§ **Exercise goal**: Copy out, from the entries below, each line holding the string "this".

§ **Provided information**:

☆ ☆ ☆ ☆ ☆

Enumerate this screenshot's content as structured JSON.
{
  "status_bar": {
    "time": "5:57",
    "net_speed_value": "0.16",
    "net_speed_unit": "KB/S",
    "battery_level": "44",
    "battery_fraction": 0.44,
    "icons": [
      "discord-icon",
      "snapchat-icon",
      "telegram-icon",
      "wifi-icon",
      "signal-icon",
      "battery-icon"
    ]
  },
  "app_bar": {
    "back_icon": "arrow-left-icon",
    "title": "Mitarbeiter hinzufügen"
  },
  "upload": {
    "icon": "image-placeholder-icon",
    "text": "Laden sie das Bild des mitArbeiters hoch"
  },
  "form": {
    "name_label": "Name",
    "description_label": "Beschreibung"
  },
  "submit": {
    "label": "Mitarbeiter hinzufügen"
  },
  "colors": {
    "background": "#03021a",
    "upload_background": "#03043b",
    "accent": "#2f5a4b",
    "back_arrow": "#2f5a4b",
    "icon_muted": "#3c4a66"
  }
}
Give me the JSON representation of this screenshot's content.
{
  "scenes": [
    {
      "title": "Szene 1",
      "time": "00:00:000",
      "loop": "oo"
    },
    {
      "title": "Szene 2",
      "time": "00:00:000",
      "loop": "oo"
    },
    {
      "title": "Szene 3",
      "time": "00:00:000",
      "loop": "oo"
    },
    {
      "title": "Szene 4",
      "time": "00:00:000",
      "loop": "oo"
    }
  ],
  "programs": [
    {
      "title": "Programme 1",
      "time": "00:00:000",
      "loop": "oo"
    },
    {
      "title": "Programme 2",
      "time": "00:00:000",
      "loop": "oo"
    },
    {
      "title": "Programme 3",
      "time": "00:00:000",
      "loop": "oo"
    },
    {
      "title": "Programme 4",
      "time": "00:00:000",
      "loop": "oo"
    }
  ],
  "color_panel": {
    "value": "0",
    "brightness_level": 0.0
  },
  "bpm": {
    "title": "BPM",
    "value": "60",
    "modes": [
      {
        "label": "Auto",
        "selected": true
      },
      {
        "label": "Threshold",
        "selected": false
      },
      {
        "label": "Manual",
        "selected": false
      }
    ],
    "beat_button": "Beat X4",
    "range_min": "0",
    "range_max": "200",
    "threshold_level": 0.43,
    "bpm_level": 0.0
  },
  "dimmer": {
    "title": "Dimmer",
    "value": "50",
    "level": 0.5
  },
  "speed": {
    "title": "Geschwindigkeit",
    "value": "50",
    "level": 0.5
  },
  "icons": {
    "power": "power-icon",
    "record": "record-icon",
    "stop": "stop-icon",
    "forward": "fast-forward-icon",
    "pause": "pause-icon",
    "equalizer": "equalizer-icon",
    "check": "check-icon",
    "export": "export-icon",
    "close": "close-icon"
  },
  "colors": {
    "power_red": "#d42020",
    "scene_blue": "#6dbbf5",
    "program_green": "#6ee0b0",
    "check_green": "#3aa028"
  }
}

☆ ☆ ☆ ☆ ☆

§ **Expected answer**:
Enumerate this screenshot's content as structured JSON.
Give me the JSON representation of this screenshot's content.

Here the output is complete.